Many nights I snuck out of the house and hid in the dark, crying and lonely. I would wander through darkened streets and along bike paths in silence. I would wish that I could stop breathing, or bleed to death. A death from consumption or exposure would suit me well, or at least they sounded nice. I was often out in the rain, which made crying easier- and the tears harder to spot.

My first year of college I fell in love with a girl named Maria. I spent all of my time with her, even after I learned that she had a boyfriend in Massachusetts. It took me five years and a near suicide to get over it.
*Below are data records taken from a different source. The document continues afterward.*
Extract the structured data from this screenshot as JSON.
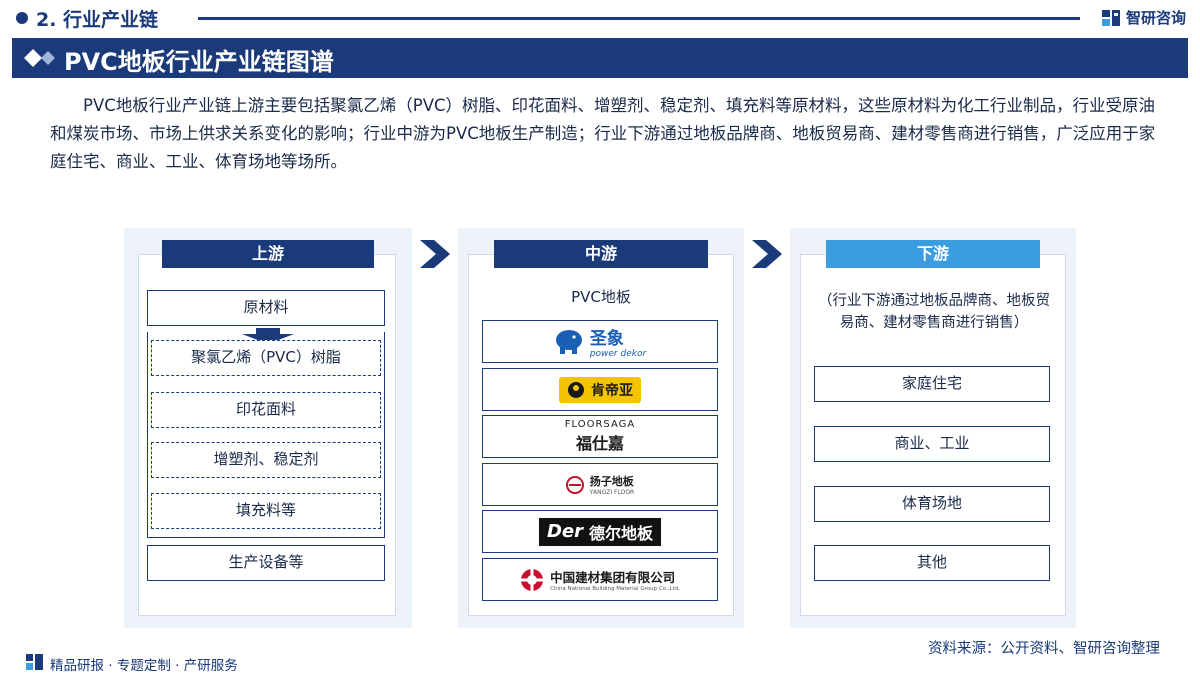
{
  "header": {
    "section_title": "2. 行业产业链",
    "brand": "智研咨询",
    "banner_title": "PVC地板行业产业链图谱"
  },
  "intro": "PVC地板行业产业链上游主要包括聚氯乙烯（PVC）树脂、印花面料、增塑剂、稳定剂、填充料等原材料，这些原材料为化工行业制品，行业受原油和煤炭市场、市场上供求关系变化的影响；行业中游为PVC地板生产制造；行业下游通过地板品牌商、地板贸易商、建材零售商进行销售，广泛应用于家庭住宅、商业、工业、体育场地等场所。",
  "upstream": {
    "title": "上游",
    "raw_materials": "原材料",
    "items": [
      "聚氯乙烯（PVC）树脂",
      "印花面料",
      "增塑剂、稳定剂",
      "填充料等"
    ],
    "equipment": "生产设备等"
  },
  "midstream": {
    "title": "中游",
    "label": "PVC地板",
    "logos": [
      {
        "name": "圣象",
        "sub": "power dekor"
      },
      {
        "name": "肯帝亚",
        "sub": ""
      },
      {
        "name": "福仕嘉",
        "sub": "FLOORSAGA"
      },
      {
        "name": "扬子地板",
        "sub": "YANGZI FLOOR"
      },
      {
        "name": "德尔地板",
        "sub": "Der"
      },
      {
        "name": "中国建材集团有限公司",
        "sub": "China National Building Material Group Co.,Ltd."
      }
    ]
  },
  "downstream": {
    "title": "下游",
    "note": "（行业下游通过地板品牌商、地板贸易商、建材零售商进行销售）",
    "items": [
      "家庭住宅",
      "商业、工业",
      "体育场地",
      "其他"
    ]
  },
  "source": "资料来源：公开资料、智研咨询整理",
  "footer": "精品研报 · 专题定制 · 产研服务",
  "colors": {
    "navy": "#1b3a7a",
    "light_blue": "#3b9de0",
    "panel_bg": "#eef3fa"
  }
}
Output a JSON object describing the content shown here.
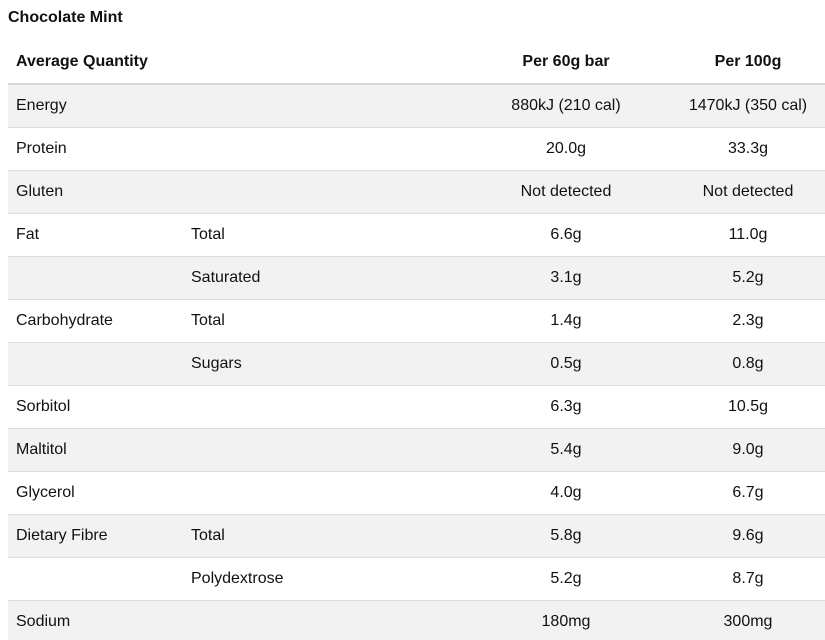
{
  "title": "Chocolate Mint",
  "header": {
    "average_quantity": "Average Quantity",
    "per_bar": "Per 60g bar",
    "per_100g": "Per 100g"
  },
  "rows": [
    {
      "name": "Energy",
      "sub": "",
      "per_bar": "880kJ (210 cal)",
      "per_100g": "1470kJ (350 cal)"
    },
    {
      "name": "Protein",
      "sub": "",
      "per_bar": "20.0g",
      "per_100g": "33.3g"
    },
    {
      "name": "Gluten",
      "sub": "",
      "per_bar": "Not detected",
      "per_100g": "Not detected"
    },
    {
      "name": "Fat",
      "sub": "Total",
      "per_bar": "6.6g",
      "per_100g": "11.0g"
    },
    {
      "name": "",
      "sub": "Saturated",
      "per_bar": "3.1g",
      "per_100g": "5.2g"
    },
    {
      "name": "Carbohydrate",
      "sub": "Total",
      "per_bar": "1.4g",
      "per_100g": "2.3g"
    },
    {
      "name": "",
      "sub": "Sugars",
      "per_bar": "0.5g",
      "per_100g": "0.8g"
    },
    {
      "name": "Sorbitol",
      "sub": "",
      "per_bar": "6.3g",
      "per_100g": "10.5g"
    },
    {
      "name": "Maltitol",
      "sub": "",
      "per_bar": "5.4g",
      "per_100g": "9.0g"
    },
    {
      "name": "Glycerol",
      "sub": "",
      "per_bar": "4.0g",
      "per_100g": "6.7g"
    },
    {
      "name": "Dietary Fibre",
      "sub": "Total",
      "per_bar": "5.8g",
      "per_100g": "9.6g"
    },
    {
      "name": "",
      "sub": "Polydextrose",
      "per_bar": "5.2g",
      "per_100g": "8.7g"
    },
    {
      "name": "Sodium",
      "sub": "",
      "per_bar": "180mg",
      "per_100g": "300mg"
    }
  ]
}
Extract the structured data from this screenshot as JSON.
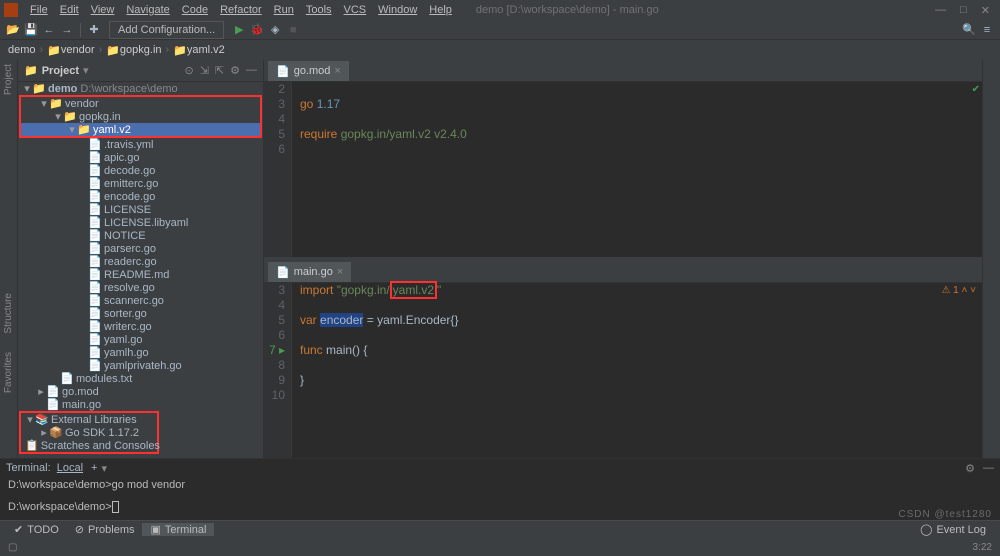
{
  "menu": [
    "File",
    "Edit",
    "View",
    "Navigate",
    "Code",
    "Refactor",
    "Run",
    "Tools",
    "VCS",
    "Window",
    "Help"
  ],
  "window_title": "demo [D:\\workspace\\demo] - main.go",
  "add_config": "Add Configuration...",
  "breadcrumb": [
    "demo",
    "vendor",
    "gopkg.in",
    "yaml.v2"
  ],
  "sidebar": {
    "title": "Project",
    "root": "demo",
    "root_path": "D:\\workspace\\demo",
    "vendor": "vendor",
    "gopkg": "gopkg.in",
    "yaml": "yaml.v2",
    "files": [
      ".travis.yml",
      "apic.go",
      "decode.go",
      "emitterc.go",
      "encode.go",
      "LICENSE",
      "LICENSE.libyaml",
      "NOTICE",
      "parserc.go",
      "readerc.go",
      "README.md",
      "resolve.go",
      "scannerc.go",
      "sorter.go",
      "writerc.go",
      "yaml.go",
      "yamlh.go",
      "yamlprivateh.go"
    ],
    "modules": "modules.txt",
    "gomod": "go.mod",
    "maingo": "main.go",
    "extlib": "External Libraries",
    "sdk": "Go SDK 1.17.2",
    "scratch": "Scratches and Consoles"
  },
  "tabs": {
    "top": "go.mod",
    "bottom": "main.go"
  },
  "gomod_lines": {
    "2": "",
    "3": "go 1.17",
    "4": "",
    "5": "require gopkg.in/yaml.v2 v2.4.0",
    "6": ""
  },
  "main_lines": {
    "l3": {
      "pre": "import ",
      "q1": "\"gopkg.in/",
      "boxed": "yaml.v2",
      "q2": "\""
    },
    "l5": {
      "kw": "var",
      "sp": " ",
      "var": "encoder",
      "rest": " = yaml.Encoder{}"
    },
    "l7": {
      "kw": "func",
      "rest": " main() {"
    },
    "l9": "}"
  },
  "warn": "⚠ 1",
  "terminal": {
    "tab": "Terminal",
    "local": "Local",
    "prompt1": "D:\\workspace\\demo>",
    "cmd1": "go mod vendor",
    "prompt2": "D:\\workspace\\demo>"
  },
  "bottom_tabs": {
    "todo": "TODO",
    "problems": "Problems",
    "terminal": "Terminal"
  },
  "status": {
    "event": "Event Log",
    "pos": "3:22",
    "watermark": "CSDN @test1280"
  },
  "gutters": [
    "Project",
    "Structure",
    "Favorites"
  ]
}
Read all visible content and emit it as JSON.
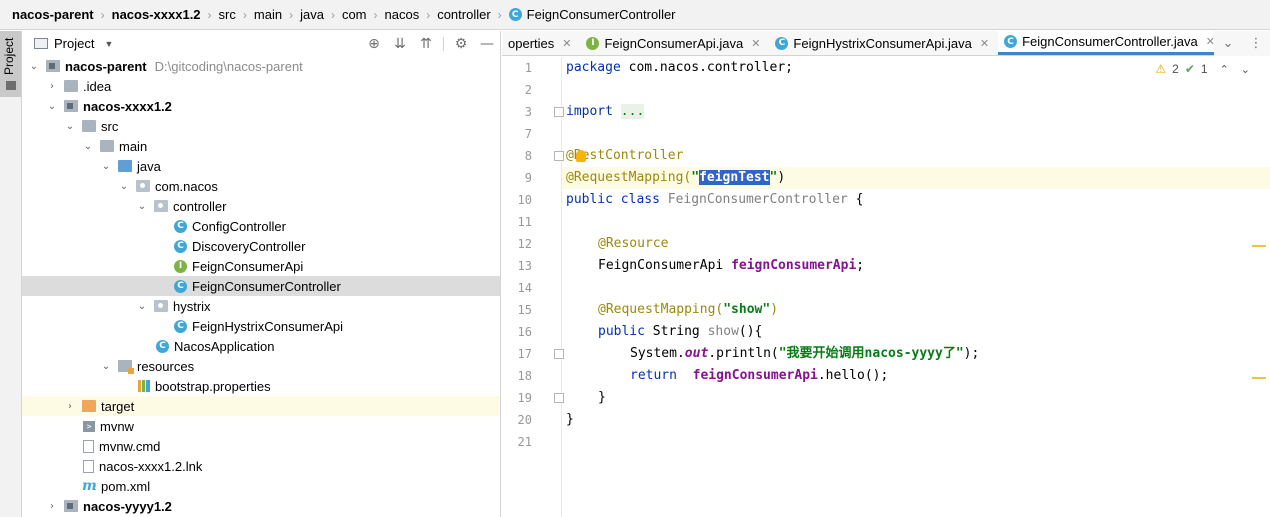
{
  "breadcrumb": {
    "items": [
      "nacos-parent",
      "nacos-xxxx1.2",
      "src",
      "main",
      "java",
      "com",
      "nacos",
      "controller",
      "FeignConsumerController"
    ]
  },
  "side_stripe": {
    "tab_label": "Project"
  },
  "project_panel": {
    "title": "Project",
    "tree": [
      {
        "label": "nacos-parent",
        "path": "D:\\gitcoding\\nacos-parent"
      },
      {
        "label": ".idea"
      },
      {
        "label": "nacos-xxxx1.2"
      },
      {
        "label": "src"
      },
      {
        "label": "main"
      },
      {
        "label": "java"
      },
      {
        "label": "com.nacos"
      },
      {
        "label": "controller"
      },
      {
        "label": "ConfigController"
      },
      {
        "label": "DiscoveryController"
      },
      {
        "label": "FeignConsumerApi"
      },
      {
        "label": "FeignConsumerController"
      },
      {
        "label": "hystrix"
      },
      {
        "label": "FeignHystrixConsumerApi"
      },
      {
        "label": "NacosApplication"
      },
      {
        "label": "resources"
      },
      {
        "label": "bootstrap.properties"
      },
      {
        "label": "target"
      },
      {
        "label": "mvnw"
      },
      {
        "label": "mvnw.cmd"
      },
      {
        "label": "nacos-xxxx1.2.lnk"
      },
      {
        "label": "pom.xml"
      },
      {
        "label": "nacos-yyyy1.2"
      }
    ]
  },
  "editor": {
    "tabs": [
      {
        "label": "operties"
      },
      {
        "label": "FeignConsumerApi.java"
      },
      {
        "label": "FeignHystrixConsumerApi.java"
      },
      {
        "label": "FeignConsumerController.java"
      }
    ],
    "inspections": {
      "warnings": "2",
      "ok": "1"
    },
    "line_numbers": [
      "1",
      "2",
      "3",
      "7",
      "8",
      "9",
      "10",
      "11",
      "12",
      "13",
      "14",
      "15",
      "16",
      "17",
      "18",
      "19",
      "20",
      "21"
    ],
    "code": {
      "l1_kw": "package",
      "l1_rest": " com.nacos.controller;",
      "l3_kw": "import",
      "l3_ellipsis": "...",
      "l8_ann": "@RestController",
      "l9_ann": "@RequestMapping(",
      "l9_q1": "\"",
      "l9_sel": "feignTest",
      "l9_q2": "\"",
      "l9_close": ")",
      "l10_kw": "public class",
      "l10_name": " FeignConsumerController",
      "l10_rest": " {",
      "l12_ann": "@Resource",
      "l13_type": "FeignConsumerApi ",
      "l13_field": "feignConsumerApi",
      "l13_end": ";",
      "l15_ann": "@RequestMapping(",
      "l15_str": "\"show\"",
      "l15_close": ")",
      "l16_kw": "public",
      "l16_type": " String ",
      "l16_name": "show",
      "l16_rest": "(){",
      "l17_pre": "System.",
      "l17_out": "out",
      "l17_mid": ".println(",
      "l17_str": "\"我要开始调用nacos-yyyy了\"",
      "l17_end": ");",
      "l18_kw": "return",
      "l18_field": "  feignConsumerApi",
      "l18_rest": ".hello();",
      "l19": "}",
      "l20": "}"
    }
  }
}
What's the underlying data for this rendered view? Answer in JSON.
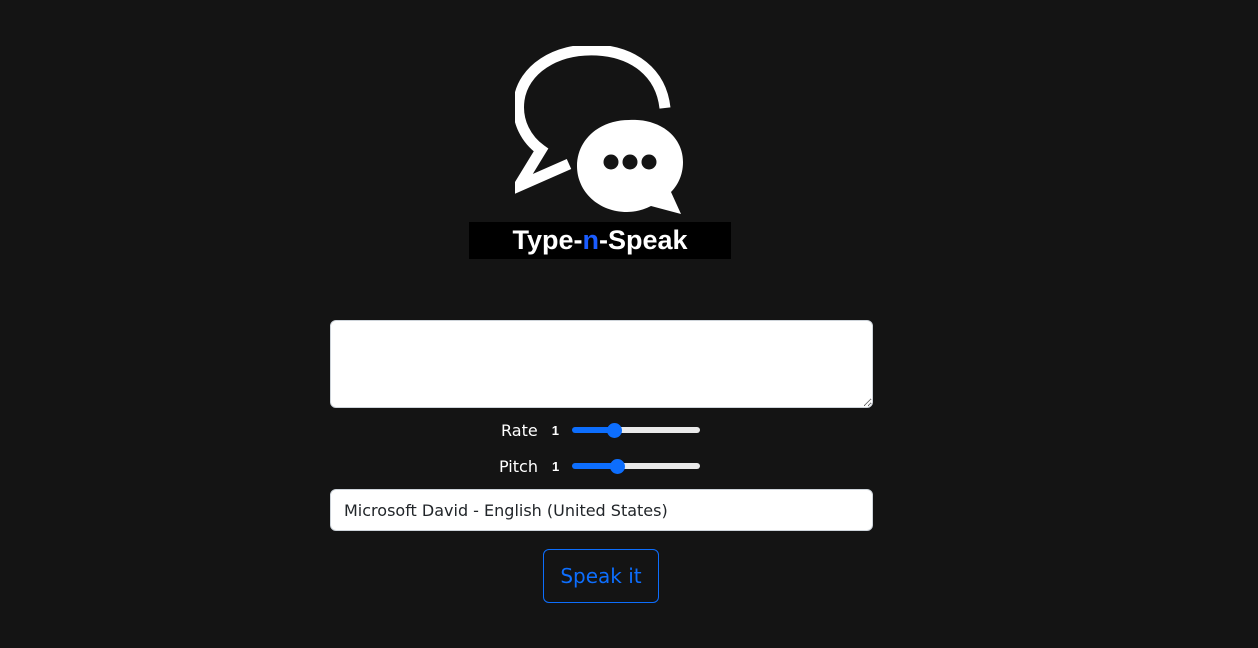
{
  "logo": {
    "text_before": "Type-",
    "text_accent": "n",
    "text_after": "-Speak",
    "icon": "chat-bubbles-icon",
    "accent_color": "#1a5cff"
  },
  "text_input": {
    "value": "",
    "placeholder": ""
  },
  "rate": {
    "label": "Rate",
    "value_display": "1",
    "value": 1,
    "min": 0.1,
    "max": 3,
    "step": 0.1
  },
  "pitch": {
    "label": "Pitch",
    "value_display": "1",
    "value": 1,
    "min": 0,
    "max": 3,
    "step": 0.1
  },
  "voice_select": {
    "selected": "Microsoft David - English (United States)"
  },
  "speak_button": {
    "label": "Speak it",
    "color": "#0d6efd"
  },
  "colors": {
    "background": "#141414",
    "primary": "#0d6efd"
  }
}
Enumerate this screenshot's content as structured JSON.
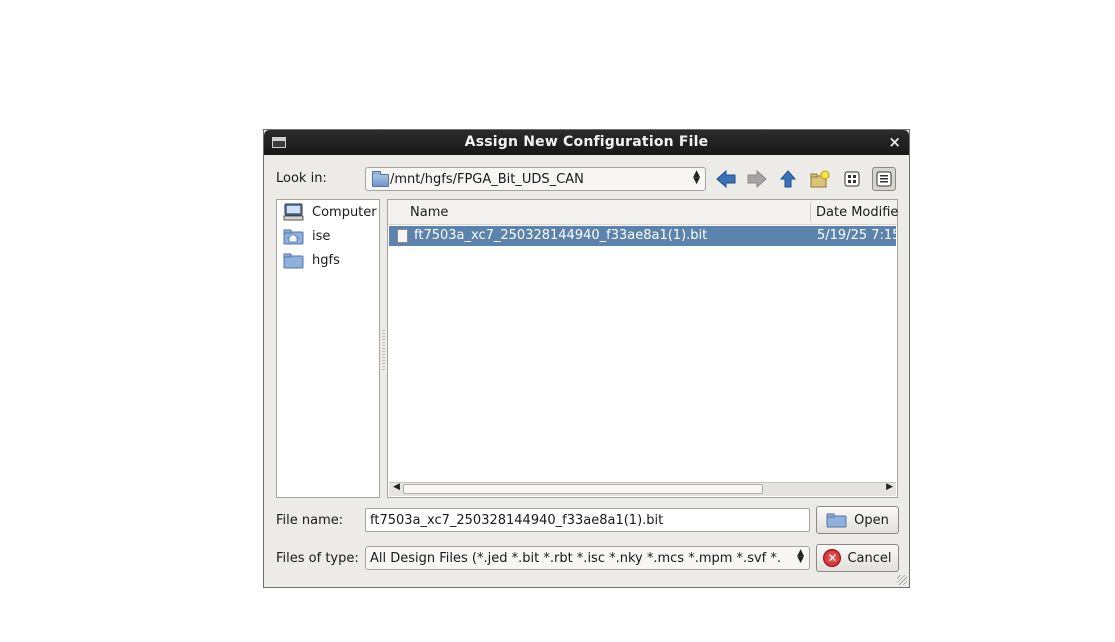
{
  "dialog": {
    "title": "Assign New Configuration File",
    "close_glyph": "×"
  },
  "look_in": {
    "label": "Look in:",
    "path": "/mnt/hgfs/FPGA_Bit_UDS_CAN"
  },
  "toolbar": {
    "icons": [
      "back-arrow-icon",
      "forward-arrow-icon",
      "up-folder-icon",
      "new-folder-icon",
      "list-view-icon",
      "details-view-icon"
    ]
  },
  "places": [
    {
      "label": "Computer",
      "icon": "computer-icon"
    },
    {
      "label": "ise",
      "icon": "home-folder-icon"
    },
    {
      "label": "hgfs",
      "icon": "folder-icon"
    }
  ],
  "file_list": {
    "columns": {
      "name": "Name",
      "date": "Date Modifie"
    },
    "rows": [
      {
        "name": "ft7503a_xc7_250328144940_f33ae8a1(1).bit",
        "date": "5/19/25 7:15",
        "selected": true
      }
    ]
  },
  "file_name": {
    "label": "File name:",
    "value": "ft7503a_xc7_250328144940_f33ae8a1(1).bit"
  },
  "file_type": {
    "label": "Files of type:",
    "value": "All Design Files (*.jed *.bit *.rbt *.isc *.nky *.mcs *.mpm *.svf *."
  },
  "buttons": {
    "open": "Open",
    "cancel": "Cancel"
  },
  "colors": {
    "selection": "#5b83ad",
    "titlebar": "#1f1f1f",
    "dialog_bg": "#edebe8"
  }
}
I’ve always had this difficulty with emotion. As a kid I was taught that emotions were a weakness. Anger would get me in trouble at school. Happiness would be ok in prescribed dosages. Excitability was abnormal. Sadness wasn’t tolerated, and the only appropriate time to cry was when someone died.


Less than a year ago I was diagnosed bipolar. So many days since then have been spent depressed, listless, confused and reflective. Some days I just drive. Hour after hour listening to Pandora and hoping for sad songs.

Last night I was thinking about all of the medications I’ve tried. Vrylar will be the ninth one. I’m worried that my bipolar is extremely treatment resistant.

Most of them haven’t done anything except cause unwanted side effects. Cymbalta made me extremely happy and not needing sleep. However when I started hearing voices I had to stop. This was my first experience with medication induced mania.

I asked my psychiatrist what our end goal should be. He said that we will work toward complete remission. I wonder if that’s even possible?

Some days I wonder what would be left of my personality if my bipolar went away. Are the best and worst times I’ve had all to be blamed on the illness?

I’ve decided that I need to get back into therapy. My last session was about six months ago. I stopped going because I was so busy in EMT school.

I also think I need to give up and tell the human resource department at work that I’ve been diagnosed with bipolar. It’s the only way I can see being able to miss work for therapy. I think I will need to go at least every week. Perhaps multiple times a week?

I don’t know. I guess that’s a theme to this blog. It helps to read other people’s stories.

Some days I think I’d be better off in the hospital.

Am I a phony?

Some days I feel empty. Like driving through a frozen prairie, so much space and ice and cold.

I feel that if my job realized how little I actually do I would have been fired a long time ago. I’m afraid that I’ll be found out and everyone will realize I’m just a big phony.

Sometimes acting makes me so tired. I play at maintaining normalcy, at work and as a husband. I don’t think people would like me if they knew how I think.

So, I just keep up the act. Does it matter how long it repeats? Is Wednesday so different than Tuesday?

Update: I have since learned that this is a fairly common feeling, in fact they have a name for it, Imposter Syndrome.

Diagnosed bipolar

In the spring of 2018 I was diagnosed as bipolar.

Last summer I underwent a spinal fusion surgery at L5-S1. I lived with back pain for several years. By the winter I had healed physically, but I wasn’t able to stop taking hydrocodone until January. When I was finally free of the pills I found myself stuck back in depression.

I’ve dealt with depression my entire life. As a child I felt this as anxiety, sadness and a persistent stomach ache.

I was diagnosed with Major Depressive Disorder when I was 21. I self medicated with drugs and alcohol until I was 35.

In the spring of 2019 I sought out counciling for depression. I worked with my G.P. and a councilor through an Employee Assistance Program.

This time I was diagnosed as Bipolar type 1. It took 40 years for a proper diagnosis.

I’ve decided to start this blog to journal my experience, but I’ve made it public in the hopes of helping other people suffering from / living with bipolar.